What is needed –
The whole listing needs retyping exactly; keep the pictures out of it.

###

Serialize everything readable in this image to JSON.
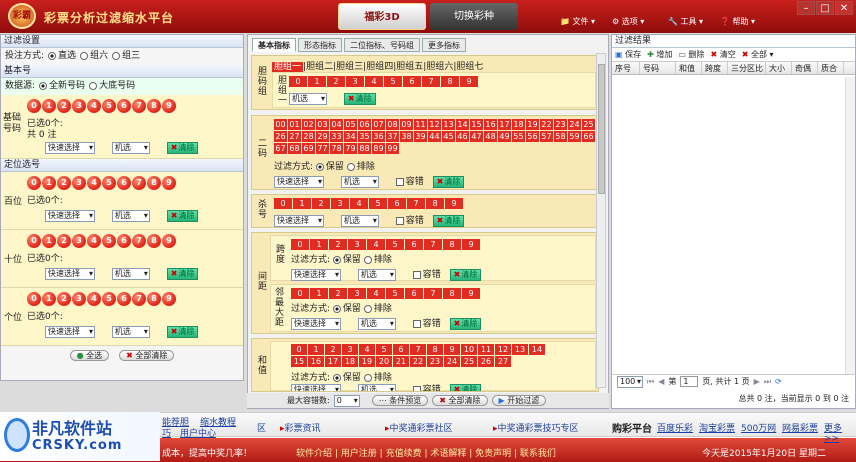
{
  "app": {
    "logo": "彩霸",
    "title": "彩票分析过滤缩水平台",
    "tab_active": "福彩3D",
    "tab_inactive": "切换彩种",
    "menus": [
      "文件",
      "选项",
      "工具",
      "帮助"
    ]
  },
  "left": {
    "filter_settings": "过滤设置",
    "bet_mode_label": "投注方式:",
    "bet_modes": [
      "直选",
      "组六",
      "组三"
    ],
    "basic_section": "基本号",
    "source_label": "数据源:",
    "sources": [
      "全新号码",
      "大底号码"
    ],
    "basic_label": "基础号码",
    "selected_zero": "已选0个:",
    "total_zero": "共 0 注",
    "digits": [
      "0",
      "1",
      "2",
      "3",
      "4",
      "5",
      "6",
      "7",
      "8",
      "9"
    ],
    "quick_select": "快速选择",
    "random": "机选",
    "clear": "清除",
    "position_section": "定位选号",
    "positions": [
      "百位",
      "十位",
      "个位"
    ],
    "select_all": "全选",
    "clear_all": "全部清除"
  },
  "mid": {
    "tabs": [
      "基本指标",
      "形态指标",
      "二位指标、号码组",
      "更多指标"
    ],
    "groups_label": "胆码组",
    "group1_label": "胆组一",
    "group_tabs": [
      "胆组一",
      "胆组二",
      "胆组三",
      "胆组四",
      "胆组五",
      "胆组六",
      "胆组七"
    ],
    "digits": [
      "0",
      "1",
      "2",
      "3",
      "4",
      "5",
      "6",
      "7",
      "8",
      "9"
    ],
    "random": "机选",
    "clear": "清除",
    "quick_select": "快速选择",
    "two_code_label": "二码",
    "two_codes": [
      "00",
      "01",
      "02",
      "03",
      "04",
      "05",
      "06",
      "07",
      "08",
      "09",
      "11",
      "12",
      "13",
      "14",
      "15",
      "16",
      "17",
      "18",
      "19",
      "22",
      "23",
      "24",
      "25",
      "26",
      "27",
      "28",
      "29",
      "33",
      "34",
      "35",
      "36",
      "37",
      "38",
      "39",
      "44",
      "45",
      "46",
      "47",
      "48",
      "49",
      "55",
      "56",
      "57",
      "58",
      "59",
      "66",
      "67",
      "68",
      "69",
      "77",
      "78",
      "79",
      "88",
      "89",
      "99"
    ],
    "filter_mode": "过滤方式:",
    "keep": "保留",
    "exclude": "排除",
    "tolerate": "容错",
    "kill_label": "杀号",
    "interval_label": "间距",
    "span_label": "跨度",
    "adjacent_label": "邻最大距",
    "sum_label": "和值",
    "sum_values": [
      "0",
      "1",
      "2",
      "3",
      "4",
      "5",
      "6",
      "7",
      "8",
      "9",
      "10",
      "11",
      "12",
      "13",
      "14",
      "15",
      "16",
      "17",
      "18",
      "19",
      "20",
      "21",
      "22",
      "23",
      "24",
      "25",
      "26",
      "27"
    ],
    "max_tolerance": "最大容错数:",
    "tolerance_value": "0",
    "preview": "条件预览",
    "clear_all": "全部清除",
    "start": "开始过滤"
  },
  "right": {
    "title": "过滤结果",
    "tools": [
      "保存",
      "增加",
      "删除",
      "清空",
      "全部"
    ],
    "columns": [
      "序号",
      "号码",
      "和值",
      "跨度",
      "三分区比",
      "大小",
      "奇偶",
      "质合"
    ],
    "page_size": "100",
    "page_prefix": "第",
    "page_value": "1",
    "page_suffix": "页, 共计 1 页",
    "summary": "总共 0 注，当前显示 0 到 0 注"
  },
  "footer": {
    "brand_cn": "非凡软件站",
    "brand_en": "CRSKY.com",
    "row1_links": [
      "能荐胆",
      "缩水教程",
      "巧",
      "用户中心"
    ],
    "news": [
      "彩票资讯",
      "中奖通彩票社区",
      "中奖通彩票技巧专区"
    ],
    "buy_label": "购彩平台",
    "buy_links": [
      "百度乐彩",
      "淘宝彩票",
      "500万网",
      "网易彩票",
      "更多>>"
    ],
    "row2_left": "成本，提高中奖几率！",
    "row2_links": [
      "软件介绍",
      "用户注册",
      "充值续费",
      "术语解释",
      "免责声明",
      "联系我们"
    ],
    "date": "今天是2015年1月20日 星期二"
  },
  "colors": {
    "titlebar": "#b01a17",
    "ball": "#e1271b",
    "panel": "#fdf6c9",
    "accent": "#27b57a"
  }
}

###

Answer space –
Serialize everything readable in this image to JSON.
{
  "app": {
    "logo": "彩霸",
    "title": "彩票分析过滤缩水平台",
    "tab_active": "福彩3D",
    "tab_inactive": "切换彩种",
    "menus": [
      "文件",
      "选项",
      "工具",
      "帮助"
    ]
  },
  "left": {
    "filter_settings": "过滤设置",
    "bet_mode_label": "投注方式:",
    "bet_modes": [
      "直选",
      "组六",
      "组三"
    ],
    "basic_section": "基本号",
    "source_label": "数据源:",
    "sources": [
      "全新号码",
      "大底号码"
    ],
    "basic_label": "基础号码",
    "selected_zero": "已选0个:",
    "total_zero": "共 0 注",
    "digits": [
      "0",
      "1",
      "2",
      "3",
      "4",
      "5",
      "6",
      "7",
      "8",
      "9"
    ],
    "quick_select": "快速选择",
    "random": "机选",
    "clear": "清除",
    "position_section": "定位选号",
    "positions": [
      "百位",
      "十位",
      "个位"
    ],
    "select_all": "全选",
    "clear_all": "全部清除"
  },
  "mid": {
    "tabs": [
      "基本指标",
      "形态指标",
      "二位指标、号码组",
      "更多指标"
    ],
    "groups_label": "胆码组",
    "group1_label": "胆组一",
    "group_tabs": [
      "胆组一",
      "胆组二",
      "胆组三",
      "胆组四",
      "胆组五",
      "胆组六",
      "胆组七"
    ],
    "digits": [
      "0",
      "1",
      "2",
      "3",
      "4",
      "5",
      "6",
      "7",
      "8",
      "9"
    ],
    "random": "机选",
    "clear": "清除",
    "quick_select": "快速选择",
    "two_code_label": "二码",
    "two_codes": [
      "00",
      "01",
      "02",
      "03",
      "04",
      "05",
      "06",
      "07",
      "08",
      "09",
      "11",
      "12",
      "13",
      "14",
      "15",
      "16",
      "17",
      "18",
      "19",
      "22",
      "23",
      "24",
      "25",
      "26",
      "27",
      "28",
      "29",
      "33",
      "34",
      "35",
      "36",
      "37",
      "38",
      "39",
      "44",
      "45",
      "46",
      "47",
      "48",
      "49",
      "55",
      "56",
      "57",
      "58",
      "59",
      "66",
      "67",
      "68",
      "69",
      "77",
      "78",
      "79",
      "88",
      "89",
      "99"
    ],
    "filter_mode": "过滤方式:",
    "keep": "保留",
    "exclude": "排除",
    "tolerate": "容错",
    "kill_label": "杀号",
    "interval_label": "间距",
    "span_label": "跨度",
    "adjacent_label": "邻最大距",
    "sum_label": "和值",
    "sum_values": [
      "0",
      "1",
      "2",
      "3",
      "4",
      "5",
      "6",
      "7",
      "8",
      "9",
      "10",
      "11",
      "12",
      "13",
      "14",
      "15",
      "16",
      "17",
      "18",
      "19",
      "20",
      "21",
      "22",
      "23",
      "24",
      "25",
      "26",
      "27"
    ],
    "max_tolerance": "最大容错数:",
    "tolerance_value": "0",
    "preview": "条件预览",
    "clear_all": "全部清除",
    "start": "开始过滤"
  },
  "right": {
    "title": "过滤结果",
    "tools": [
      "保存",
      "增加",
      "删除",
      "清空",
      "全部"
    ],
    "columns": [
      "序号",
      "号码",
      "和值",
      "跨度",
      "三分区比",
      "大小",
      "奇偶",
      "质合"
    ],
    "page_size": "100",
    "page_prefix": "第",
    "page_value": "1",
    "page_suffix": "页, 共计 1 页",
    "summary": "总共 0 注，当前显示 0 到 0 注"
  },
  "footer": {
    "brand_cn": "非凡软件站",
    "brand_en": "CRSKY.com",
    "row1_links": [
      "能荐胆",
      "缩水教程",
      "巧",
      "用户中心"
    ],
    "news": [
      "彩票资讯",
      "中奖通彩票社区",
      "中奖通彩票技巧专区"
    ],
    "buy_label": "购彩平台",
    "buy_links": [
      "百度乐彩",
      "淘宝彩票",
      "500万网",
      "网易彩票",
      "更多>>"
    ],
    "row2_left": "成本，提高中奖几率！",
    "row2_links": [
      "软件介绍",
      "用户注册",
      "充值续费",
      "术语解释",
      "免责声明",
      "联系我们"
    ],
    "date": "今天是2015年1月20日 星期二"
  },
  "colors": {
    "titlebar": "#b01a17",
    "ball": "#e1271b",
    "panel": "#fdf6c9",
    "accent": "#27b57a"
  }
}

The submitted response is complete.